“Why, of course.” She responded. “In order to call something a RV you must drive it. If you pull it with a truck or something like that it is just a trailer or camper.”
“NO, you are totally mistaken!”, I countered. “The term RV is short for a Recreational Vehicle which can be most anything that has sleeping, cooking, and a power connection. My tow vehicle is registered as a motor home since it is a fully self-contained vehicle with beds, kitchen, water, electrical power, and a potty. The vehicle I pull is a 5th wheel trailer but it is also classified as a RV.”
She looked at me as if I was some creature from outer space or a lunatic that had just escaped from an asylum. She immediately turned away from me – conservation ended. A little later, she changed her seat so that she was several positions away.
No, it was not a pleasant encounter – but it was amusing in a special way. Fortunately, it was something that I rarely experience.
For the most part the beauty of camping is that it does not really make any difference what your vehicle is. Once in a campground, like when we go to the ocean, the million-dollar motor home is often parked next to a pop-up or tent camper on one side and a smaller aluminum skinned trailer on the other. In this environment, everyone is equal. There should be no one-upmanship behavior, all the people assembled are there to enjoy the facility, and amenities offered near-by and the outdoor camping experience. We share the same campfire, the same stories and enjoy exchanging tales of our adventures in the same manner as writers for this web site.
I see camping as a great equalizer. It has nothing to do with social status, how much money you make or what size your RV is. In fact, you do not even need to be in a RV – you can be in a tent pulled out of the back of the family SUV.
I love this community. I honestly do not know where else we can easily find the opportunities that remove the social barriers or physical neighborhoods that often separate people. Camper’s watch out for each other, speak to strange faces, assist anyone with a problem, and even share favorite recipes or meals with people they have never seen before.

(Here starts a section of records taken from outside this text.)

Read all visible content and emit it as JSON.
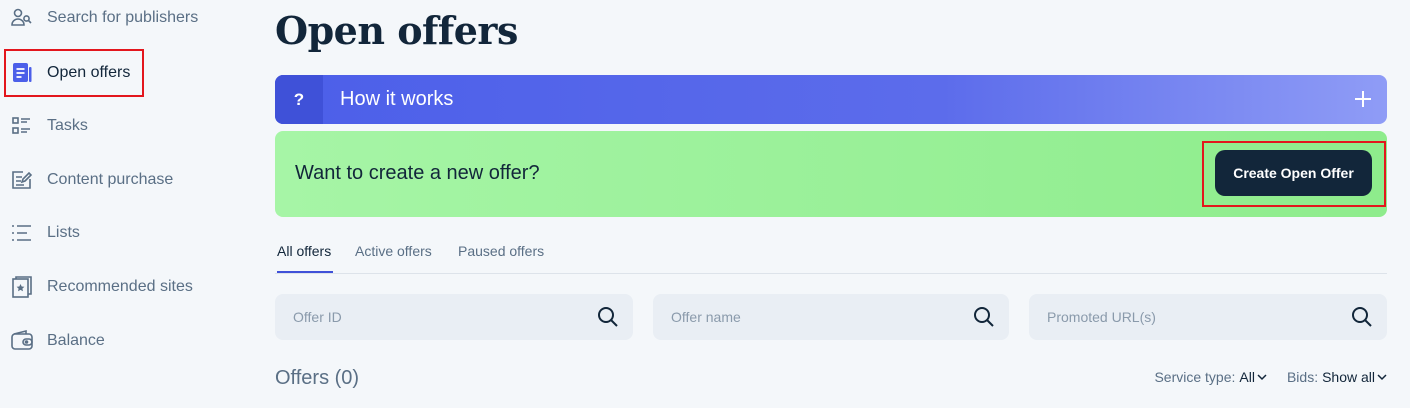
{
  "sidebar": {
    "items": [
      {
        "label": "Search for publishers",
        "icon": "users-search-icon"
      },
      {
        "label": "Open offers",
        "icon": "document-icon",
        "active": true
      },
      {
        "label": "Tasks",
        "icon": "tasks-list-icon"
      },
      {
        "label": "Content purchase",
        "icon": "edit-document-icon"
      },
      {
        "label": "Lists",
        "icon": "list-icon"
      },
      {
        "label": "Recommended sites",
        "icon": "star-bookmark-icon"
      },
      {
        "label": "Balance",
        "icon": "wallet-icon"
      }
    ]
  },
  "main": {
    "title": "Open offers",
    "how_it_works": {
      "badge": "?",
      "label": "How it works",
      "expand_icon": "plus-icon"
    },
    "create_banner": {
      "text": "Want to create a new offer?",
      "button_label": "Create Open Offer"
    },
    "tabs": [
      {
        "label": "All offers",
        "active": true
      },
      {
        "label": "Active offers",
        "active": false
      },
      {
        "label": "Paused offers",
        "active": false
      }
    ],
    "search": {
      "offer_id": {
        "placeholder": "Offer ID",
        "value": ""
      },
      "offer_name": {
        "placeholder": "Offer name",
        "value": ""
      },
      "promoted_url": {
        "placeholder": "Promoted URL(s)",
        "value": ""
      }
    },
    "offers_heading": "Offers (0)",
    "filters": {
      "service_type": {
        "label": "Service type:",
        "value": "All"
      },
      "bids": {
        "label": "Bids:",
        "value": "Show all"
      }
    }
  },
  "colors": {
    "accent": "#3f51d8",
    "dark": "#12263a",
    "muted": "#5a6f85",
    "banner_green": "#8eec8c",
    "highlight_red": "#e3161d"
  }
}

The opportunity to meet new folks and create friendships is one of the reasons I enjoy camping so much. And, while we are on the camping subject, the term RV is most certainly not exclusively reserved for drivable camping vehicles.
Happy and Safe Camping Travels to All!